[Data records for software interfaces]
────
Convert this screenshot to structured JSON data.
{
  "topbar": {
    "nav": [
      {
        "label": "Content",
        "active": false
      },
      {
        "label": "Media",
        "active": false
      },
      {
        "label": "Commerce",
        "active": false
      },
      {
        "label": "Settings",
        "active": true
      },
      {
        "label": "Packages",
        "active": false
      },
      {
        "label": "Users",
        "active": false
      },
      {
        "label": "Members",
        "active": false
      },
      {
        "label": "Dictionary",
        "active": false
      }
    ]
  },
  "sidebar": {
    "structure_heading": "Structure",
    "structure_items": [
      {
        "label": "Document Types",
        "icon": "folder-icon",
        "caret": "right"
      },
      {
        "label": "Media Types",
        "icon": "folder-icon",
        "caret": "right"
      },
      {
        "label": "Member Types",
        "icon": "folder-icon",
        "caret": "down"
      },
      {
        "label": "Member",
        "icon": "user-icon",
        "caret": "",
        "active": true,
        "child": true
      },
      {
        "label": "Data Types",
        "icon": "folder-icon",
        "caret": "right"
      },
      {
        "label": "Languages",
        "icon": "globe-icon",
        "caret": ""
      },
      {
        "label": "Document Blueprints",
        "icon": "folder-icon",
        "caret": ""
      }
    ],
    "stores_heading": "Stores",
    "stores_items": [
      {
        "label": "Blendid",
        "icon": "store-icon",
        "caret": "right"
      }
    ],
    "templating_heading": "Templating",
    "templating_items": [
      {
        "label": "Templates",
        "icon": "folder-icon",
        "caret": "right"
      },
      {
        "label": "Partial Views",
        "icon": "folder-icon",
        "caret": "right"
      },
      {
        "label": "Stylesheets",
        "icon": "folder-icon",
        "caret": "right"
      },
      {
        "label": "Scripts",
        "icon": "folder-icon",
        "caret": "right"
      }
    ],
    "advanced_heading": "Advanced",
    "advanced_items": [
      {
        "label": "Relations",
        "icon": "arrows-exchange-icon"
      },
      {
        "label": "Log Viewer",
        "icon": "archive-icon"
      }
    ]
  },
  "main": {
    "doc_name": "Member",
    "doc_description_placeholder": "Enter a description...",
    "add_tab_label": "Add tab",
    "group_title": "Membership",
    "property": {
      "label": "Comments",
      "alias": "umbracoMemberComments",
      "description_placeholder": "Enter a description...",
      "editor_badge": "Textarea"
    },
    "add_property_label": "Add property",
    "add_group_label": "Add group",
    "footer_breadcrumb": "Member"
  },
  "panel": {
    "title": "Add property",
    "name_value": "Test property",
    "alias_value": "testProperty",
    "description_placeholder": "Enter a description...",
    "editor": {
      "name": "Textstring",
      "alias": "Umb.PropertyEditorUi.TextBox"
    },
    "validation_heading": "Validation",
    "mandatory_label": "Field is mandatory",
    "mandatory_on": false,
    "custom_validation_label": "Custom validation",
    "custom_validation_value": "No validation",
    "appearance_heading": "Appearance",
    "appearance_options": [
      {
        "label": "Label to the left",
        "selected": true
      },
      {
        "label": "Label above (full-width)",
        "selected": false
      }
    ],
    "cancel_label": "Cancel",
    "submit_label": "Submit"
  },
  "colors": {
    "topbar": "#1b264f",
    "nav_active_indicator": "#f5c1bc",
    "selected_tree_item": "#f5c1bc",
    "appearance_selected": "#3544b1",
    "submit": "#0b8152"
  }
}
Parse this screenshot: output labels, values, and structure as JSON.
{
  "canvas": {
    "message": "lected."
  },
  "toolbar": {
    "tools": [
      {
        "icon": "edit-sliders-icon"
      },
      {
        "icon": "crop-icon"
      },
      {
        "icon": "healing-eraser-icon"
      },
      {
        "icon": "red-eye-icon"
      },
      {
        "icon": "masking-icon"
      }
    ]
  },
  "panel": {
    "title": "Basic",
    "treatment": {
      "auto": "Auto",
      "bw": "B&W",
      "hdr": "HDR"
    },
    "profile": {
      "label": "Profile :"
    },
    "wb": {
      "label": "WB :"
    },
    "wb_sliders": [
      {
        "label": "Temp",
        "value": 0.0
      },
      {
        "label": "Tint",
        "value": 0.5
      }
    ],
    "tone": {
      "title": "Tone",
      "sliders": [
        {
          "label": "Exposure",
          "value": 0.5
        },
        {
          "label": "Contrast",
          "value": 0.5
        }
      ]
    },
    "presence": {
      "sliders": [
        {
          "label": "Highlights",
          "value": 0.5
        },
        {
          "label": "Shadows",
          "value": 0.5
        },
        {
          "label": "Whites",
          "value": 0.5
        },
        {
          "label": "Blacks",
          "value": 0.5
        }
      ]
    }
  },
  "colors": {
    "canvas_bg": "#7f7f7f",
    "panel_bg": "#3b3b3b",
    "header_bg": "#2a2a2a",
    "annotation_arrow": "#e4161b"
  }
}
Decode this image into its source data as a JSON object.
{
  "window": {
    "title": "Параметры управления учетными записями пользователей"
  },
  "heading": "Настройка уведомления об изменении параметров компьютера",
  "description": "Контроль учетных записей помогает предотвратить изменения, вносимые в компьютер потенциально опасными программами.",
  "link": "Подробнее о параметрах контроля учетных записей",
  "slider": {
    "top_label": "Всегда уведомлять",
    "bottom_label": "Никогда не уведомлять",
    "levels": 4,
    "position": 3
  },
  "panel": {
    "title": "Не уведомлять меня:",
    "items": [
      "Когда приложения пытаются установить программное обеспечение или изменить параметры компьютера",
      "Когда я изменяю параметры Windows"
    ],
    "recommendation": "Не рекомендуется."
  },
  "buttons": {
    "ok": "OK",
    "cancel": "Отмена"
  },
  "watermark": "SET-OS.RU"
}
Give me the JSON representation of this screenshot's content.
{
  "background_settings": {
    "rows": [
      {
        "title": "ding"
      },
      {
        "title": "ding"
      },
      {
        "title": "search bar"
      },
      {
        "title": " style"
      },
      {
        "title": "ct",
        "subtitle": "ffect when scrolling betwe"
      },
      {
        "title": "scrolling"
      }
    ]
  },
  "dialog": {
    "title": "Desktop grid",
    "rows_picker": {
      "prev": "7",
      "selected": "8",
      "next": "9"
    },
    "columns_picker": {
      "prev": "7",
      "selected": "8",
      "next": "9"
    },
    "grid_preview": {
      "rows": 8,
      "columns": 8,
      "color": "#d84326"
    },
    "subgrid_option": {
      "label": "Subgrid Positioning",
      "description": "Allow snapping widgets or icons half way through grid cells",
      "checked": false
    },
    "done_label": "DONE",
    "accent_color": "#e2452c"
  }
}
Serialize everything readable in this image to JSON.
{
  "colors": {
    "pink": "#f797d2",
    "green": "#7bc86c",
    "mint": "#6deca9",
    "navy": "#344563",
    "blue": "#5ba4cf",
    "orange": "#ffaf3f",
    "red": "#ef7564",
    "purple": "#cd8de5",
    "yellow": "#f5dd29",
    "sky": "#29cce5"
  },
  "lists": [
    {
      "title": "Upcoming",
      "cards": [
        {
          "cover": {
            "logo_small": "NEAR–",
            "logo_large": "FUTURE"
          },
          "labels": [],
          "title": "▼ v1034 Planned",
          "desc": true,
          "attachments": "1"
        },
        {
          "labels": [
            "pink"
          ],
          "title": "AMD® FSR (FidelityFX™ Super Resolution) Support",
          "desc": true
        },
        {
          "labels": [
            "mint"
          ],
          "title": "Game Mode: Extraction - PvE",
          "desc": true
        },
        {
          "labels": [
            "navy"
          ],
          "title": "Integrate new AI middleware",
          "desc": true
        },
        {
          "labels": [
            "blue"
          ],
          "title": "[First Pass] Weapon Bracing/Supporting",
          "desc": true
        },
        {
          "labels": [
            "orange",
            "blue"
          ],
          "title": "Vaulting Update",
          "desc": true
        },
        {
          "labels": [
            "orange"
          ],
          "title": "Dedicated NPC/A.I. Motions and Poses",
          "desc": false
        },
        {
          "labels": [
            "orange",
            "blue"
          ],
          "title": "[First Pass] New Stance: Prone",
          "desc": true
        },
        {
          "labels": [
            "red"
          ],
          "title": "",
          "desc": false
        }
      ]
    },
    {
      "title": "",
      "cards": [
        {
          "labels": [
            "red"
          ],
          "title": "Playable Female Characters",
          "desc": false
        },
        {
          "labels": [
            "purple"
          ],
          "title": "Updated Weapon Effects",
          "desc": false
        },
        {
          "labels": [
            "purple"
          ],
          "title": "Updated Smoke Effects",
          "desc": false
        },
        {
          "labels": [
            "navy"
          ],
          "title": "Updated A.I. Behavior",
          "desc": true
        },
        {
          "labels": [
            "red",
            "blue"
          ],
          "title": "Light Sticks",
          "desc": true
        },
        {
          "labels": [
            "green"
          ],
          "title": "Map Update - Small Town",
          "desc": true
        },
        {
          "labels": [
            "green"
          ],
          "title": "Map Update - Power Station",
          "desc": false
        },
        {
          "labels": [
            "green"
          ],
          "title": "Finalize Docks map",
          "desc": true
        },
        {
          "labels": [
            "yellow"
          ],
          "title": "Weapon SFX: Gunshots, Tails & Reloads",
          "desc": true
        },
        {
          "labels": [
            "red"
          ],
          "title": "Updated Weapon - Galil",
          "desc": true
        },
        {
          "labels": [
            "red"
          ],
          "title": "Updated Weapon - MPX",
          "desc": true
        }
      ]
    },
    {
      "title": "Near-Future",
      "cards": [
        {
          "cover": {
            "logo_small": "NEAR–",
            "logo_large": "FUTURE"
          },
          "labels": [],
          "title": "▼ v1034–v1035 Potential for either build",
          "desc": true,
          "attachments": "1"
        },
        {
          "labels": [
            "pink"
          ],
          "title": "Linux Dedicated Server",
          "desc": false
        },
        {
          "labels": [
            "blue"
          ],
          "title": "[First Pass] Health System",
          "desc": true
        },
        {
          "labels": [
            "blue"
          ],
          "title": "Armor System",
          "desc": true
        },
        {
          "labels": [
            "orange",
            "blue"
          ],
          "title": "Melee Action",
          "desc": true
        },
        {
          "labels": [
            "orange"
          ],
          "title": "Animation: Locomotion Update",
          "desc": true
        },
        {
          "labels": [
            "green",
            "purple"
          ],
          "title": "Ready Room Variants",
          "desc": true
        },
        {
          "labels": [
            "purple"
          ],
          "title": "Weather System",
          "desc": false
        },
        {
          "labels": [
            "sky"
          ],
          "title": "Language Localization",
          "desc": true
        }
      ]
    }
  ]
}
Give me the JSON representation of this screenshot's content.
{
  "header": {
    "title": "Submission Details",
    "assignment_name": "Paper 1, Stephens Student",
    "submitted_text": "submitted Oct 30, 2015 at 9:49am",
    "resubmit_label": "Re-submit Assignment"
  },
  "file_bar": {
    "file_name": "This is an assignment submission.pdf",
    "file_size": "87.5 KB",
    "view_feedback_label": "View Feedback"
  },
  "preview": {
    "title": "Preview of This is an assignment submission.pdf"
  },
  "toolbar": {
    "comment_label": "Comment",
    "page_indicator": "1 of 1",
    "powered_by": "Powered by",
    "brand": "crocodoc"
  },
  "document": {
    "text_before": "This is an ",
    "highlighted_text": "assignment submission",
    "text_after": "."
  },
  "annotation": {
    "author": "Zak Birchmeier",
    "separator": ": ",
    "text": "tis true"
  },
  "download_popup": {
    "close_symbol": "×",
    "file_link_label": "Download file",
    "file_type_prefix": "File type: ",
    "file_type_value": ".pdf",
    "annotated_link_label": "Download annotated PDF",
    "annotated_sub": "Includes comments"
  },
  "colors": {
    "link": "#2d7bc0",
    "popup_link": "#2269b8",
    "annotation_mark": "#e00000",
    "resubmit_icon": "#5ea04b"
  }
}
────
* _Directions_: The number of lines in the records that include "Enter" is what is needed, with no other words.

* _Task result_: 3